Data about app and page elements:
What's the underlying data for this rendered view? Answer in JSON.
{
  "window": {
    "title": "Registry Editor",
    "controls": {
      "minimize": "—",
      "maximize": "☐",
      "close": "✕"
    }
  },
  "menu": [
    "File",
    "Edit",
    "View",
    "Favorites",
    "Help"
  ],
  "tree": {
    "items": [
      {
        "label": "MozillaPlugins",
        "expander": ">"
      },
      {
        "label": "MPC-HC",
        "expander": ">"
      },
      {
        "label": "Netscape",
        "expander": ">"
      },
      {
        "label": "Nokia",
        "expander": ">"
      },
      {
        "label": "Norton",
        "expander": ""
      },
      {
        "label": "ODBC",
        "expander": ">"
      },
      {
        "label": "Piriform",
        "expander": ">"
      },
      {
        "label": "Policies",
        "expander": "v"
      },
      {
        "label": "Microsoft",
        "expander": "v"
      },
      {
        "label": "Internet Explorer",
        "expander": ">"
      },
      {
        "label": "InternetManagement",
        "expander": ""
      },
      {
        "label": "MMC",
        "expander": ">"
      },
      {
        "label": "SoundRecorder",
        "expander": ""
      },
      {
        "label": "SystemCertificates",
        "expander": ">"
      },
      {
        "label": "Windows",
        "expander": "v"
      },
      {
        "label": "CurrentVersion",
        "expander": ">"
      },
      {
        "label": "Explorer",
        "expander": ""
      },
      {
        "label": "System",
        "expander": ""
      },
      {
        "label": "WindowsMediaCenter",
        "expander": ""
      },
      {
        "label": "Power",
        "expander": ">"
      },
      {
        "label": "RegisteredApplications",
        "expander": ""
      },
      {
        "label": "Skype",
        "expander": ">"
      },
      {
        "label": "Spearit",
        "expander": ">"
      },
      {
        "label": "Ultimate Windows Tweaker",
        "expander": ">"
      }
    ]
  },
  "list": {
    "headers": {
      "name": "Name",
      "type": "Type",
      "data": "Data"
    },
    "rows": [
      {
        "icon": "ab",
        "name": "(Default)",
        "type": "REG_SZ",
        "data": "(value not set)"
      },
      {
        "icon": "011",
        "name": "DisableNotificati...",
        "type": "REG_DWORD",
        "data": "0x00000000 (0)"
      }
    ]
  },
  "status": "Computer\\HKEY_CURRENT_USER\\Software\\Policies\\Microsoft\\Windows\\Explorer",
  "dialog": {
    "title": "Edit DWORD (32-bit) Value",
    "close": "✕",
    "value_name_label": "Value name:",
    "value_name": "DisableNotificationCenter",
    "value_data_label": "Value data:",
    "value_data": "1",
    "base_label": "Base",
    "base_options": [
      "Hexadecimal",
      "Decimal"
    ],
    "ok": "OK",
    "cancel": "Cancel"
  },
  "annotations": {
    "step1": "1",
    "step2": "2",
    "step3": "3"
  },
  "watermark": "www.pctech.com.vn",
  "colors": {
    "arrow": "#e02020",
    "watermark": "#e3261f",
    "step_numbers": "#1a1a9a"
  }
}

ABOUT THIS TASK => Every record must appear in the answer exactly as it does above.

ANSWER SPACE =>
What's the underlying data for this rendered view? Answer in JSON.
{
  "window": {
    "title": "Registry Editor",
    "controls": {
      "minimize": "—",
      "maximize": "☐",
      "close": "✕"
    }
  },
  "menu": [
    "File",
    "Edit",
    "View",
    "Favorites",
    "Help"
  ],
  "tree": {
    "items": [
      {
        "label": "MozillaPlugins",
        "expander": ">"
      },
      {
        "label": "MPC-HC",
        "expander": ">"
      },
      {
        "label": "Netscape",
        "expander": ">"
      },
      {
        "label": "Nokia",
        "expander": ">"
      },
      {
        "label": "Norton",
        "expander": ""
      },
      {
        "label": "ODBC",
        "expander": ">"
      },
      {
        "label": "Piriform",
        "expander": ">"
      },
      {
        "label": "Policies",
        "expander": "v"
      },
      {
        "label": "Microsoft",
        "expander": "v"
      },
      {
        "label": "Internet Explorer",
        "expander": ">"
      },
      {
        "label": "InternetManagement",
        "expander": ""
      },
      {
        "label": "MMC",
        "expander": ">"
      },
      {
        "label": "SoundRecorder",
        "expander": ""
      },
      {
        "label": "SystemCertificates",
        "expander": ">"
      },
      {
        "label": "Windows",
        "expander": "v"
      },
      {
        "label": "CurrentVersion",
        "expander": ">"
      },
      {
        "label": "Explorer",
        "expander": ""
      },
      {
        "label": "System",
        "expander": ""
      },
      {
        "label": "WindowsMediaCenter",
        "expander": ""
      },
      {
        "label": "Power",
        "expander": ">"
      },
      {
        "label": "RegisteredApplications",
        "expander": ""
      },
      {
        "label": "Skype",
        "expander": ">"
      },
      {
        "label": "Spearit",
        "expander": ">"
      },
      {
        "label": "Ultimate Windows Tweaker",
        "expander": ">"
      }
    ]
  },
  "list": {
    "headers": {
      "name": "Name",
      "type": "Type",
      "data": "Data"
    },
    "rows": [
      {
        "icon": "ab",
        "name": "(Default)",
        "type": "REG_SZ",
        "data": "(value not set)"
      },
      {
        "icon": "011",
        "name": "DisableNotificati...",
        "type": "REG_DWORD",
        "data": "0x00000000 (0)"
      }
    ]
  },
  "status": "Computer\\HKEY_CURRENT_USER\\Software\\Policies\\Microsoft\\Windows\\Explorer",
  "dialog": {
    "title": "Edit DWORD (32-bit) Value",
    "close": "✕",
    "value_name_label": "Value name:",
    "value_name": "DisableNotificationCenter",
    "value_data_label": "Value data:",
    "value_data": "1",
    "base_label": "Base",
    "base_options": [
      "Hexadecimal",
      "Decimal"
    ],
    "ok": "OK",
    "cancel": "Cancel"
  },
  "annotations": {
    "step1": "1",
    "step2": "2",
    "step3": "3"
  },
  "watermark": "www.pctech.com.vn",
  "colors": {
    "arrow": "#e02020",
    "watermark": "#e3261f",
    "step_numbers": "#1a1a9a"
  }
}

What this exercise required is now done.